Requirements for applicants:
Applicants have to be in the possession of a BA degree in any discipline. If the applicant has in the past not taken basic film studies courses, s/he can complete these courses at the department within two years after admittance.
For general requirements and deadlines relevant for MA applicants please see: http://www.btk.elte.hu/en/admissions/how-to-apply
Documents to be submitted by applicants:
Cover letter indicating why the applicant wishes to start the program, and what her special field of interest is.
Curriculum Vitae including applicant’s previous achievements (scholarships, publications, conference presentations, completed films/videos, festival organization etc.).
English-language transcript with the list of completed courses in previous degree programs.

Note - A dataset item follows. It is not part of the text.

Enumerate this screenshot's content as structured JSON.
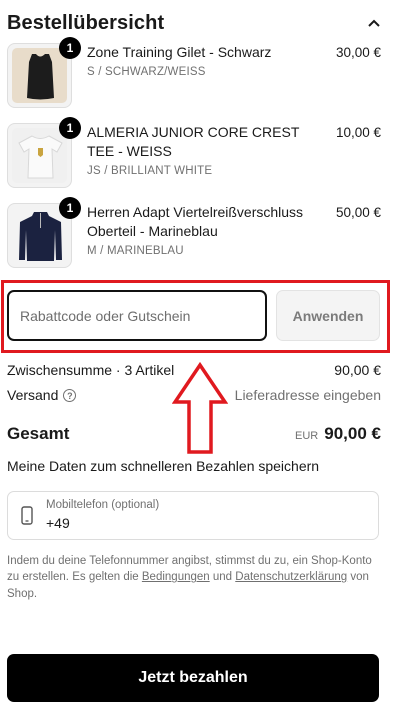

For applicants to the Film Theory Specialization: submit a research proposal of your intended thesis project with a study and research plan (detailed outline of your field of interest), a preliminary bibliography (indicated what you have read so far).
In Film Theory Specialisation, you will develop a research project for 4 semesters and you will write your thesis about that selected topic. The Department will assign a tutor to you, who is able to assist you with the project. Upon graduation, your degree ‘Master of Arts in Film Studies’ will acknowledge that you can carry out a scientifically based research project in a topic related to film or media history, film or media theory, genre theory, cultural studies etc. In preparation for this academic endeavour, we ask you to write a research proposal (1,5-2 pages), which outlines (1) description of your future topic with a strong research questions and a justification why you think this subject is important, (2) a hypothesis, (3) the methodology applied in the project (textual analysis, historical overview, comparative analysis, audience research etc.), the corpus you want to work on (list of films, media texts, or data), and a preliminary bibliography related to the primary field of your planned project.

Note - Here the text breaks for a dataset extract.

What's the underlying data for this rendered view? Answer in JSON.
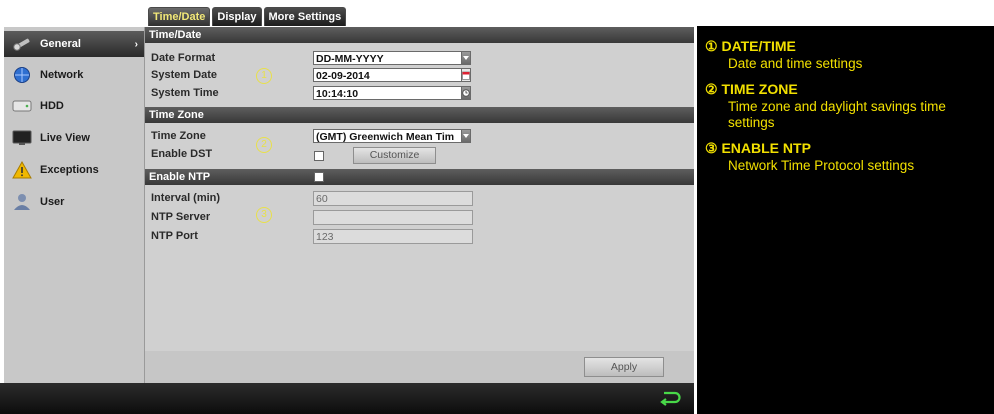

You should also be well informed and aware of what has already been written about your topic previously. This is important because your research must include something new compared with previous academic work. That is why we also ask you to prepare a short bibliography about your project, which may include not only articles about your topic but also notes about the theoretical background you will rely on. Obviously, your tutor will later help you to develop the exact question and methodology, but you must have a preliminary plan to apply.
As to the topic, you have a wide range of choices. You can choose the oeuvre of a director, a trend in cinema or audio-visual arts, a cinematic genre, a TV series. Alternatively, you can analyse questions of film- or media production or distribution, commercials, some animated works, but we also have students conducting research on video game films, or adaptations of comics. First, try to think of something that you know well (and preferably like), and conceptually clarify why it is interesting/challenging for you. At times students find a good research topic that originates in their own culture, because they know those topics better. Second, think of the proper methodology with which you can approach: this can be the analysis of the historical, the production or sociological context, formal or genre analysis, the analysis of certain motif, figure etc., but you can also use film theory trends as a tool, such as psychoanalytic, feminist or postcolonial theory. You can also think of an economic approach (e.g. production or marketing strategies, analysis of success, co-productions – several other questions are possible). These are just a few examples, but they will give you some idea. In your proposal, you can also describe possible chapters or subchapters of your thesis.
Throughout the oral interviews, we ask questions about the research proposal, and attempt to get an impression about the academic background of the candidates.
For applicants to the Filmmaking Specialization: submit your online portfolio which contains short film/video or other screen media product or a one-page synopsis of your script. Then in your application material send us the link with your online portfolio.
Foreign language requirements:
Non-native speakers of English must demonstrate sufficient English-language skills by taking the Test of English as a Foreign Language (TOEFL) exam. The minimum required score is 550 on the paper-based exam (PBT) or 80 on the Internet-based exam (iBT). We also accept IELTS exams with a score of 6.0 and above.